© Petersen et al; licensee BioMed Central Ltd. 2014
Published: 18 August 2014
We sought to analyse the telephone calls concerning MH to the Department of Anaesthesiology and Intensive Care Medicine, University Hospital, Leipzig, Germany.
Material and methods
A total of 100 documented telephone inquiries from January 2011 until March 2014 were summarized, analysed for caller and cause of contact.
100 inquiries were analysed: 76 patients and 24 medical doctors called. Out of the 24 medical doctors, 16 were anaesthesiologists. Reason for malignant hyperthermia (MH) inquiry: Positive family anamneses (37%), own anaesthetic accident (29%) or general information about MH (34%).
In the group of positive family anamneses, 34 patients with MH or their relatives and three medical doctors sought information. The described anaesthetic accident ranged from reaction to death during an operative procedure. Inquiries based on an anaesthetic accident were addressed by a patient 20 times and by a medical doctor 9 times.
Some curious questions were asked:

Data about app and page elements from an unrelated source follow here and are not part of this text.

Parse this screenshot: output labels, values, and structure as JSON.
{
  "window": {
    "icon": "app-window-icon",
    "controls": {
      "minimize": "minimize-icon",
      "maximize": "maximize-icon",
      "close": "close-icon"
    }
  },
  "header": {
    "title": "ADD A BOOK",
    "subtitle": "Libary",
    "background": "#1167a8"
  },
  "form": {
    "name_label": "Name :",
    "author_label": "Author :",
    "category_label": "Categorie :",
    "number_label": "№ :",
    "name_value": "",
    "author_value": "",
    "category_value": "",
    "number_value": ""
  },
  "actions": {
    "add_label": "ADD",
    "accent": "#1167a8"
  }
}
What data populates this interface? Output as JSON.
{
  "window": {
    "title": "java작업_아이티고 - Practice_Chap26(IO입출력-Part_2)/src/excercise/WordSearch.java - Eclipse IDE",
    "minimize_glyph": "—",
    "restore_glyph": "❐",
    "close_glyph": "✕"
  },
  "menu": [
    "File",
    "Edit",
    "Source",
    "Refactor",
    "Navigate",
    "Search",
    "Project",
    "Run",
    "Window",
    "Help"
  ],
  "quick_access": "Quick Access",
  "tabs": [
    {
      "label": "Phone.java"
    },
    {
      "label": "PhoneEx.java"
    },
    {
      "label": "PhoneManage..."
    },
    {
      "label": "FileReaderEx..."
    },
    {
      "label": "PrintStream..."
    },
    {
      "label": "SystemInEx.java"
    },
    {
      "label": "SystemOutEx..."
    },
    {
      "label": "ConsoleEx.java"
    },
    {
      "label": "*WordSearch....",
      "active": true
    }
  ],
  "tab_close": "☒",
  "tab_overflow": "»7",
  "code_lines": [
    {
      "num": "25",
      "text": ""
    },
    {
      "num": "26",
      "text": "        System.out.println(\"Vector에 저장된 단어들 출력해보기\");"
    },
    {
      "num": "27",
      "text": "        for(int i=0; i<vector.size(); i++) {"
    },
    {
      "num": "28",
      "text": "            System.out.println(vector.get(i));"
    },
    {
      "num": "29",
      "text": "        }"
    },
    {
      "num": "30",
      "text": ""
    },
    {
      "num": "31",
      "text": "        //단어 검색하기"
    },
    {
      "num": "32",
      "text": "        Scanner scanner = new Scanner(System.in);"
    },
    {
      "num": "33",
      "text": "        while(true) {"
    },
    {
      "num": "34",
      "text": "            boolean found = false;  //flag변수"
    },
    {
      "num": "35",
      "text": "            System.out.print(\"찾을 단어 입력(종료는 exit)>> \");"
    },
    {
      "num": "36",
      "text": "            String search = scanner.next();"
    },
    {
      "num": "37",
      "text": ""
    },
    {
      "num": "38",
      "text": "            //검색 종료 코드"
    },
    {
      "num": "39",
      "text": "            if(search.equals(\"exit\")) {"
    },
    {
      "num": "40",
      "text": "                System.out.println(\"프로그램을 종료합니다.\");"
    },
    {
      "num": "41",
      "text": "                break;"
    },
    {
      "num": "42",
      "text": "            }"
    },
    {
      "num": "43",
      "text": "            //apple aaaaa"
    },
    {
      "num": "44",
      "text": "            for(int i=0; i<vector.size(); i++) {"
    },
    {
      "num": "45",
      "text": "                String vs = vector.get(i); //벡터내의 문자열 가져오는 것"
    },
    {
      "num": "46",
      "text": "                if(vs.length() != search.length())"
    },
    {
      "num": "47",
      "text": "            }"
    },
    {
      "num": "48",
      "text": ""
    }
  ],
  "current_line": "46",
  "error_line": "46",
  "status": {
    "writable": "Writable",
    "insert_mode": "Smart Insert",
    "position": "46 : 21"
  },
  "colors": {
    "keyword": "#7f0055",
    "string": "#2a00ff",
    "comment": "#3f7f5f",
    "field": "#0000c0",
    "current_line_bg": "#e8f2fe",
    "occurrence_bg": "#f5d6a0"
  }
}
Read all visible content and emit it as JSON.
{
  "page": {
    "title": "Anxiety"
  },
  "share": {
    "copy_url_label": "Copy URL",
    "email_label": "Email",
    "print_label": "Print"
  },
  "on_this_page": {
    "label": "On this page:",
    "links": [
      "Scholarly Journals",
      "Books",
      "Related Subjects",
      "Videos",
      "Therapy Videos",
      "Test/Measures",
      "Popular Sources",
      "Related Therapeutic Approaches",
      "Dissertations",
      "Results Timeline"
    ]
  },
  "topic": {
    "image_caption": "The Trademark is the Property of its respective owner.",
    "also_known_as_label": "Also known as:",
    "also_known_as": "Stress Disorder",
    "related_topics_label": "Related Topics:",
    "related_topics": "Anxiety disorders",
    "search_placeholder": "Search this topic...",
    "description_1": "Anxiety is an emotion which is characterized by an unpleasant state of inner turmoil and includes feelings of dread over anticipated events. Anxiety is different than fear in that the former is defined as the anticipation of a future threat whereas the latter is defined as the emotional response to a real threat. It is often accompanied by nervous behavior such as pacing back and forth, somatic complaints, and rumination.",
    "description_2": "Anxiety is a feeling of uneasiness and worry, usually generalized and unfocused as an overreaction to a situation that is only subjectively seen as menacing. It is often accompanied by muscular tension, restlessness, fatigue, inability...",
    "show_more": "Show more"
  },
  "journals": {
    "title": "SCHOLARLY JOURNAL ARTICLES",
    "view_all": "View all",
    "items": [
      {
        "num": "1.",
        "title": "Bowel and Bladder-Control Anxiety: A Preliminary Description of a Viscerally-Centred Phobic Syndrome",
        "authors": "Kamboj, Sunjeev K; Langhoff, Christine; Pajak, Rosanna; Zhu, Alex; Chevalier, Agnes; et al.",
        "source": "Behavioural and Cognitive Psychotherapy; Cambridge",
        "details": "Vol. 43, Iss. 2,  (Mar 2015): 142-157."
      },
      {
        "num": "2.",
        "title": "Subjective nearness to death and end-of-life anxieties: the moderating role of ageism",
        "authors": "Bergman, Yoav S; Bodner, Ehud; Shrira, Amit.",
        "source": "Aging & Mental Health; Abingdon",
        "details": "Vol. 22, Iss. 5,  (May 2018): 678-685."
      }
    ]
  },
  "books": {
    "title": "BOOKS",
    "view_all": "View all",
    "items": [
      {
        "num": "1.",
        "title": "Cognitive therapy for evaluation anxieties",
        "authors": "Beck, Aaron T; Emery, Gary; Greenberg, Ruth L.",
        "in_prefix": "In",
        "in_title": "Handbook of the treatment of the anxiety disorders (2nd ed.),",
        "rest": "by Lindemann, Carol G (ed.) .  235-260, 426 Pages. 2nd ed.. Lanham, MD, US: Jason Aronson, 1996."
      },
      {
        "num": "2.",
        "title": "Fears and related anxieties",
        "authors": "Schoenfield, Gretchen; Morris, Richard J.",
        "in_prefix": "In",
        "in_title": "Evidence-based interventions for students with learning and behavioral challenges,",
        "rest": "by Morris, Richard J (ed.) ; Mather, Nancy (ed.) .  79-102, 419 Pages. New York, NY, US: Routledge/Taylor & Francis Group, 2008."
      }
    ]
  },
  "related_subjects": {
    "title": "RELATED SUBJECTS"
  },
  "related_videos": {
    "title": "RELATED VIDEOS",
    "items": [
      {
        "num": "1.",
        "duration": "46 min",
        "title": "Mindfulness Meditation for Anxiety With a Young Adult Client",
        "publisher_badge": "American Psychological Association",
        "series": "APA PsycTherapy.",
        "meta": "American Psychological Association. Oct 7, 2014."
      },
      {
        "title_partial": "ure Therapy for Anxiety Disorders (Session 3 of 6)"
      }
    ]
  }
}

Anaesthetist: “Patient had an anaesthetic incident forty years ago. What should I do?” (anaesthetic management)
Patient: “My anaesthetist refused the anaesthesia as long as I´m not tested for MH!” (suspicious family history)
Intensive care physician: “Our patient on the ICU must immediately be tested for MH because he has a rhabdomyolysis and we don´t no why!” (no triggering substances!)
Patient: “My uncle had problems during anaesthesia. Now our family should be tested. How do I proceed?”
General practitioner: “MH was suspected in a muscular biopsy.”
MH is a known but with uncertainties connected disorder especially in association with muscular diseases. Approximately three-quarter of inquiries were made from patients. Patients profit from the care of specialized MH centre. However, further educational work about MH by specialized centres is still necessary.
This article is published under license to BioMed Central Ltd. This is an Open Access article distributed under the terms of the Creative Commons Attribution License (http://creativecommons.org/licenses/by/4.0), which permits unrestricted use, distribution, and reproduction in any medium, provided the original work is properly cited. The Creative Commons Public Domain Dedication waiver (http://creativecommons.org/publicdomain/zero/1.0/) applies to the data made available in this article, unless otherwise stated.